However, if there were other possessions in your estate (e.g. house, car, cash or stocks), creditors could choose to sue your estate to get back what is owed to them. Bear in mind that this could delay the distribution of inheritance.
For all practical purposes, it makes sense for the next of kin to continue paying the instalments on behalf of the deceased, accumulation of late payment charges, as well as delays to the distribution of the inheritance. The person who made the payment can later make claims against the estate. This will also help the executor to buy time to liquidate any assets for settlement of the debts.
Then, what are the steps that I can take to protect my loved ones?
The first measure to take is to make sure your loved ones are educated about their rights as heirs and are well prepared for what to do in the event of your demise. Additionally, you could write a will and try to reduce/pay off your debt as fast as you can, to protect the willed assets that you’ll leave behind.
Besides that, investing in debt insurance (e.g. Mortgage Reducing Term Assurance (MRTA), credit card insurance, Personal Loan insurance) for any loans or credit cards that you have could be worthwhile too.
By doing so, you won’t burden your family with debt, leaving less than you desired for your beneficiaries. Yes, they may be a little pricey now, but there's no price too expensive for peace of mind, right?
Another good suggestion would be to get life insurance…
Yes, it may look like it’s NOT important now for you, but everyone agrees that death is inevitable. Think about your family's well being, and how they’re going to endure all this predicament while mourning for their loss.
With the right amount of life insurance coverage in place, there’s still hope. Your family can be assured of the coverage amount that you had purchased. It pays out a lump sum benefit once all the necessary paperwork e.g. producing the death certificate, which has been filed and approved.
The money can be used to sustain their lifestyle or cover lost income. Your life insurance policy can also be designed to make sure your loved ones aren’t shouldered with hefty repayments or reduced inheritance. This can be particularly important if you share a debt, like a home loan, with your spouse or someone else.
So if you’re a sole or primary breadwinner with debts, it’s vital to get life insurance to lessen financial burdens at a time when surviving family members are dealing with the loss of a loved one. Although many people think that life insurance is expensive, not PRUWealth Plus. It offers a flexible premium based on your financial capability. This investment-linked insurance plan provides high protection up to age 100 and for entry as early as 30 days old.
Not sure how the plan can benefit you and your family? Take a look at the illustration below.

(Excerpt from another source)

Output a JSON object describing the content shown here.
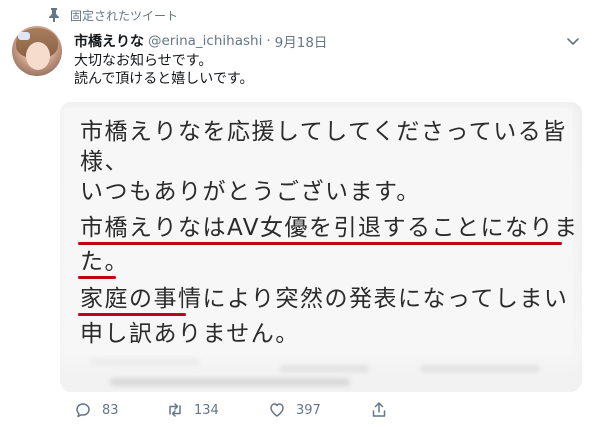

For more info about PRUWealth Plus, head over to Prudential’s page here or contact your friendly Prudential agent. Don’t worry if you’re unsure of how much coverage you should be getting because he/she will be able to provide advice based on your financial needs and goals.
And, it’s good to know that you won’t be weighing down your loved ones with your debt when you die.